“Bite-Size Bits of Local, National, and Global History”
“Bite-Size Bits of Local, National, and Global History”

Near Mountain Mission in Jefferson County, West Virginia — The American South (Appalachia)

Keyes Gap
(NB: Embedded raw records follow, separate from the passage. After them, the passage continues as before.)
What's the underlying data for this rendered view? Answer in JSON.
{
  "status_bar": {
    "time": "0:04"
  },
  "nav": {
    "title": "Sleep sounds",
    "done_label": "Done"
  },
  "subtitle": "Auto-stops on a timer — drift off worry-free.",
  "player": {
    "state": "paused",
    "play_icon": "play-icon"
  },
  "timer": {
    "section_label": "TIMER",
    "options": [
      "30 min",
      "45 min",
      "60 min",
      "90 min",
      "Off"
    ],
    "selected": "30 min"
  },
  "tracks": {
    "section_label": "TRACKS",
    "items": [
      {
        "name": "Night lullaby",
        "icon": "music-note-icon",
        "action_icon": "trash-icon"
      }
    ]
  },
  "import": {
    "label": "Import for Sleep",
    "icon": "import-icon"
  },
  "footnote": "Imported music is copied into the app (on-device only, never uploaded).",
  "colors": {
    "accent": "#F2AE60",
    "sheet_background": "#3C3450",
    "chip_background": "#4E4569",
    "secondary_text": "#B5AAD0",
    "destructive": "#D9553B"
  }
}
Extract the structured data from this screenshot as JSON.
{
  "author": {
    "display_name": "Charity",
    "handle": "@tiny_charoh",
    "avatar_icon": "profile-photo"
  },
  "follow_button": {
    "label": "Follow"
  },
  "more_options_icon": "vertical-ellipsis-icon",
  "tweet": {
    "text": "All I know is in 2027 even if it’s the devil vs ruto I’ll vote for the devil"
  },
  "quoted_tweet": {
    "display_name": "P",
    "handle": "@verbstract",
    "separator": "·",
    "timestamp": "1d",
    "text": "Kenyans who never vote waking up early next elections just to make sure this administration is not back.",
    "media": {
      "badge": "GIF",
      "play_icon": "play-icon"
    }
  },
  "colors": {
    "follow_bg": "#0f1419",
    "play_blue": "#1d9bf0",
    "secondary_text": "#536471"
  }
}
Keyes Gap Marker image. Click for full size.
By J. J. Prats, April 28, 2007
1. Keyes Gap Marker
Inscription.  Formerly Vestal’s Gap. Historic gateway through the Blue Ridge into the Shenandoah Valley. It was often used by Washington and by armies of the Blue and Gray, 1861–65. Here passed part of Braddock’s army, 1755, en route to Fort Duquesne.
Erected by West Virginia Department of Archives and History.
Topics and series. This historical marker is listed in these topic lists: Natural FeaturesWar, French and IndianWar, US Civil. In addition, it is included in the Braddock’s Road and Maj. Gen. Edward Braddock, and the West Virginia Archives and History series lists.
Location. This marker has been replaced by another marker nearby. It was located near 39° 15.612′ N, 77° 46.247′ W. Marker was near Mountain Mission, West Virginia, in Jefferson County. Marker was on West Virginia Route 9 one mile west of Appalachian Trail, on the left when traveling west. The Appalachian Trail crosses Route 9 at the Virginia-West Virginia state line. In Virginia, Route 9 is known as the Charles Town
Keyes Gap Marker image. Click for full size.
By J. J. Prats, April 28, 2007
2. Keyes Gap Marker
Pike. Touch for map. Marker was in this post office area: Harpers Ferry WV 25425, United States of America. Touch for directions.
Other nearby markers. At least 8 other markers are within 4 miles of this location, measured as the crow flies. A different marker also named Keyes Gap (approx. 0.4 miles away); Jefferson County / State of Virginia (approx. 0.4 miles away); Keyes' Switch Engagement (approx. 2˝ miles away); Iron Furnaces (approx. 2.6 miles away); John W. Mobberly (approx. 2.8 miles away in Virginia); Setting the Trap (approx. 3.2 miles away); Setting the Trap / Jackson Arrives (approx. 3.3 miles away); Mountains, Men, and Maneuvers (approx. 3.3 miles away). Touch for a list and map of all markers in Mountain Mission.
Regarding Keyes Gap. The Shenandoah River runs just beyond Keys Gap to join the Potomac River seven miles north at Harpers Ferry, a strategic asset for both the North and South during the Civil War. En route to Fort Duquesne (now Pittsburgh, Pennsylvania) from Alexandria, Virginia, to fight the French and the Indians, British General Edward Braddock’s army, which included the young Colonel George Washington, split into two columns. One traveled through Virginia and this gap while the other traveled through Maryland. They met at Fort Federick, half-way between Hagerstown and Hancock in Maryland and continued from there to their rout at the Monongahela River, just short of Fort Duquesne.
Paid Advertisement
Click on the ad for more information.
Please report objectionable advertising to the Editor.
Throughout his life, George Washington traveled on horseback to Berkley Springs and points west to visit property he owned and to survey routes to the midwest.
Related markers. Click here for a list of markers that are related to this marker. Markers related to Vestal's Gap Road.
Additional comments.
1. Keyes Gap marker
Sometime in 2010 (maybe earlier) this marker could no longer be found along Route 9 near the VA/WV line. It may have been hit by a car and destroyed since there is evidence of a damaged post, but no sign.
    — Submitted April 24, 2011, by Christopher B Straight of Leesburg, Virginia.
Credits. This page was last revised on February 21, 2021. It was originally submitted on April 29, 2007, by J. J. Prats of Powell, Ohio. This page has been viewed 2,507 times since then and 12 times this year. Last updated on February 19, 2021, by Carl Gordon Moore Jr. of North East, Maryland. Photos:   1, 2. submitted on May 1, 2007, by J. J. Prats of Powell, Ohio. • J. Makali Bruton was the editor who published this page.
Paid Advertisement
Feb. 24, 2021